Researchers have spotted a new malicious campaign called as proxyjacking targets the Log4j vulnerability. The adversaries attempt to install the legitimate network segmentation tool called proxyware on unsuspecting victims to resell a target’s bandwidth.
Researchers reports 23,000 unpatched systems are vulnerable to the Log4j bug and reachable via the public internet.
Proxyjacking is similar in concept to cryptojacking. Unlike cryptomining, which can be detected by monitoring a CPU’s usage proxyjacking is hard to detect. One gigabyte of network traffic spread out over a month is likely to go unnoticed.
Proxyjacking could net an attacker an income of about $9.60 a month for 24 hours of activity for one IP address. Deploying proxyware via Log4j could provide more than $220,000 in profit a month, but a more conservative estimate of compromising 100 IPs would produce nearly $1,000 per month, researchers estimate.
The bandwidth is resold to a variety of customers who pay to use an IP address and bandwidth for a variety of things including accessing streaming content that may be blocked in geographic regions.
In the proxyjacking attack it’s been evident that an attacker targeted Kubernetes infrastructure, specifically an unpatched Apache Solr service, to take control of the container and proceed with their activities.
It’s unclear now who is carrying out the proxyjacking attacks and did not outline the scope of the attacks, timeline or specific targets or geographic regions impacted.

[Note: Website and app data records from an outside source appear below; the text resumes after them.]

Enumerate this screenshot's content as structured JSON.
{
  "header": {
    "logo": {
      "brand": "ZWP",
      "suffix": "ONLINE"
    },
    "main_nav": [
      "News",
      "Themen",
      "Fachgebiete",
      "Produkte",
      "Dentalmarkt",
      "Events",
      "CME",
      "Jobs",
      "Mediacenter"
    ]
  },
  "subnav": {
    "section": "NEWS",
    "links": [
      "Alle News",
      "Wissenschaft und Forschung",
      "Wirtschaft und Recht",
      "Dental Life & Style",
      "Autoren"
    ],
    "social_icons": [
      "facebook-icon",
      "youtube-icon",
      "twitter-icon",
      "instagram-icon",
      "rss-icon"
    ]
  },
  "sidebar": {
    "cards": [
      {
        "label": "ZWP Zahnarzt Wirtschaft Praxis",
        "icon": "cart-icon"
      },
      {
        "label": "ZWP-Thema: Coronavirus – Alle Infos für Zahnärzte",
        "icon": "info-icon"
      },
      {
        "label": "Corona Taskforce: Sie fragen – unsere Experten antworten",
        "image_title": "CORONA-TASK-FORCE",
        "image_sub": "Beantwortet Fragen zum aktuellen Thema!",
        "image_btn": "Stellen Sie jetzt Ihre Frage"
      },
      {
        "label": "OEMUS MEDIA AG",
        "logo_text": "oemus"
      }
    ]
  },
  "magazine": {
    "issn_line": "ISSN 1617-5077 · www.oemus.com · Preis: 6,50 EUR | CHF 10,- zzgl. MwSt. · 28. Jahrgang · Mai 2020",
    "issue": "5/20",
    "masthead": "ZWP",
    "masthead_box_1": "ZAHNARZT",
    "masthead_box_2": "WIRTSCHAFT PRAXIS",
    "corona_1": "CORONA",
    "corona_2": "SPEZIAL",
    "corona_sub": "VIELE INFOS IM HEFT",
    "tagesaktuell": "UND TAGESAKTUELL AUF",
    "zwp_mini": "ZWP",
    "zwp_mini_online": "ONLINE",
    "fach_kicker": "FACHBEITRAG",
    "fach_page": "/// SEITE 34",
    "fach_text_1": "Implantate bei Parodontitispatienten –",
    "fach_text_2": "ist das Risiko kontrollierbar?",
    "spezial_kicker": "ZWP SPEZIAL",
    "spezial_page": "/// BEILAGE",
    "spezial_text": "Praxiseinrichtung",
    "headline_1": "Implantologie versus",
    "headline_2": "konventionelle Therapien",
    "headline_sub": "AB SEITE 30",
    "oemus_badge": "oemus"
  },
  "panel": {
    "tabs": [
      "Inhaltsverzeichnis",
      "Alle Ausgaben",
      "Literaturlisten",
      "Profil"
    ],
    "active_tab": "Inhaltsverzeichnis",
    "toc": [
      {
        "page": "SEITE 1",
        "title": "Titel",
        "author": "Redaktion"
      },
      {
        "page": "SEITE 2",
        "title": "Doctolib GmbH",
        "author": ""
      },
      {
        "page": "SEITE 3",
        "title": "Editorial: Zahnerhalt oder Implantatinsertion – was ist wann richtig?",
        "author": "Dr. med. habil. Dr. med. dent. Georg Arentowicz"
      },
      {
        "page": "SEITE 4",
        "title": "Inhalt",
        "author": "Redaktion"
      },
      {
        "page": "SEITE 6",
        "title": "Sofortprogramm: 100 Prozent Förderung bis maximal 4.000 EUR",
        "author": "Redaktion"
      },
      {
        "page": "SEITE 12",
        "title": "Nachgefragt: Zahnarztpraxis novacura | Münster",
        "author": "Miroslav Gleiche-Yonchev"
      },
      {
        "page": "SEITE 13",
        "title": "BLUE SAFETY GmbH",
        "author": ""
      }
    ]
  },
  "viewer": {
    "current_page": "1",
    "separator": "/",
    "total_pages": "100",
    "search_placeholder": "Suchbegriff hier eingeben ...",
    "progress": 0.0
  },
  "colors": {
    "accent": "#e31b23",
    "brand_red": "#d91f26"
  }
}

As per the Trend Micro statement, non-malicious bandwidth reselling services have guidelines and tools restricting abuse, and the services have been abused in the past but didn’t involve exploiting vulnerable Log4j instances, rather they have been tied to click-fraud campaigns and driving traffic to malvertising sites designed to enrol victims in without their consent. Pay-outs to customers are then routed to attackers.
The Log4j vulnerability represents a new attack vector for bandwidth bandits, according to Sysdig. Adversaries can skip creating a ruse to lure victims and instead programmatically scan the internet for unpatched instances of the Apache Log4j library, which allow for remote code execution attacks.
This research is documented by researchers from Sysdig